§ **Required action**:
In the entries that follow, find each line with the word "image" and copy it.

§ **Information given**:
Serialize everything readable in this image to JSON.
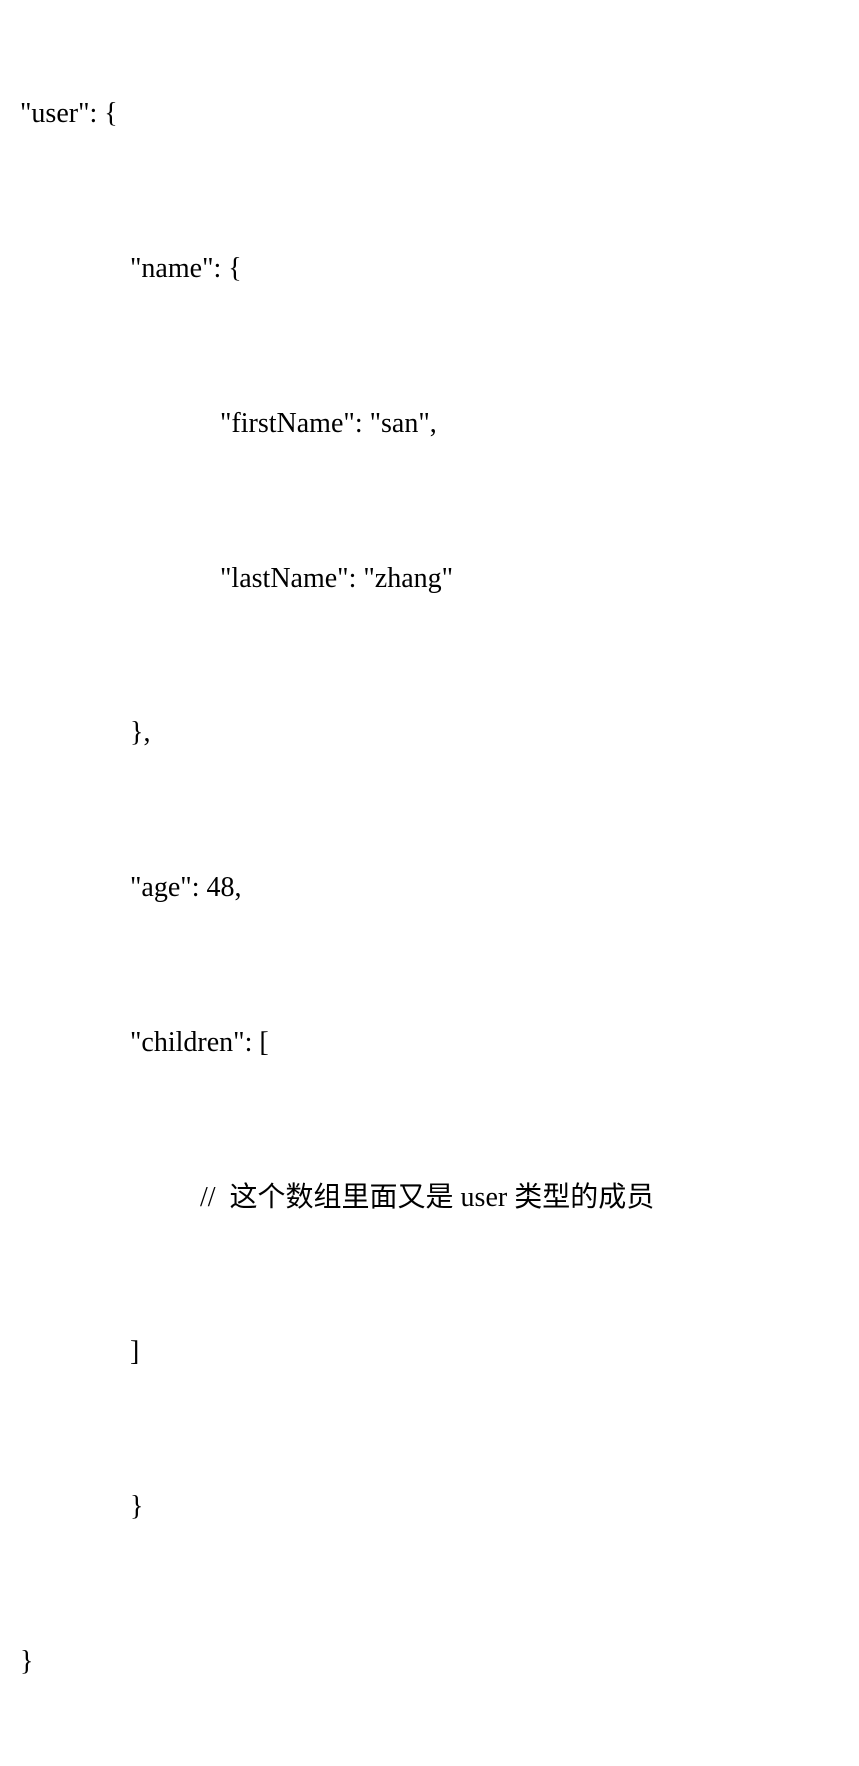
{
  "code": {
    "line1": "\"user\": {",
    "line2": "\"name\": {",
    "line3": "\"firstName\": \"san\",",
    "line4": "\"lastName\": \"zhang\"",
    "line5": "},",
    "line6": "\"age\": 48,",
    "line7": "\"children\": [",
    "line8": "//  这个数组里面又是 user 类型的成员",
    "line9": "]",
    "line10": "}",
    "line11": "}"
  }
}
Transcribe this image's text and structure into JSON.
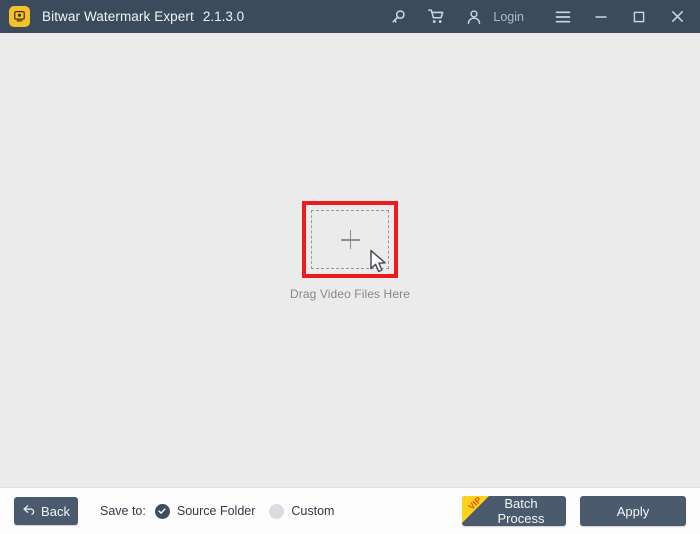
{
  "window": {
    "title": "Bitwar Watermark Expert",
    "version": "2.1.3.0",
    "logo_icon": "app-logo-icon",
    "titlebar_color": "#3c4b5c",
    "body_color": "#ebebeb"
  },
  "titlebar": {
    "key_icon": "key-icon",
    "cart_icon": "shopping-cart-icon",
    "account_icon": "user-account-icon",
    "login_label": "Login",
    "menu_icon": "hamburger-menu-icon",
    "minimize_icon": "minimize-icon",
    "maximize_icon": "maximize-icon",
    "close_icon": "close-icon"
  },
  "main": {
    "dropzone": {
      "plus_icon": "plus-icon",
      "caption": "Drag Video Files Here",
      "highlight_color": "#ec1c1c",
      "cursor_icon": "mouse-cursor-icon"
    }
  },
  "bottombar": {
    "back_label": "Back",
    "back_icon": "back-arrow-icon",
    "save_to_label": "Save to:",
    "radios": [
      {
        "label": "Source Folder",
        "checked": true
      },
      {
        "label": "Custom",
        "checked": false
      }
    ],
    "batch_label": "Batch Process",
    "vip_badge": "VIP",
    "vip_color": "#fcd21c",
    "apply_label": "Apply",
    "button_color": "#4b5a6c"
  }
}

§ **Written reply**:
Serialize everything readable in this image to JSON.
Transcribe this image's text and structure into JSON.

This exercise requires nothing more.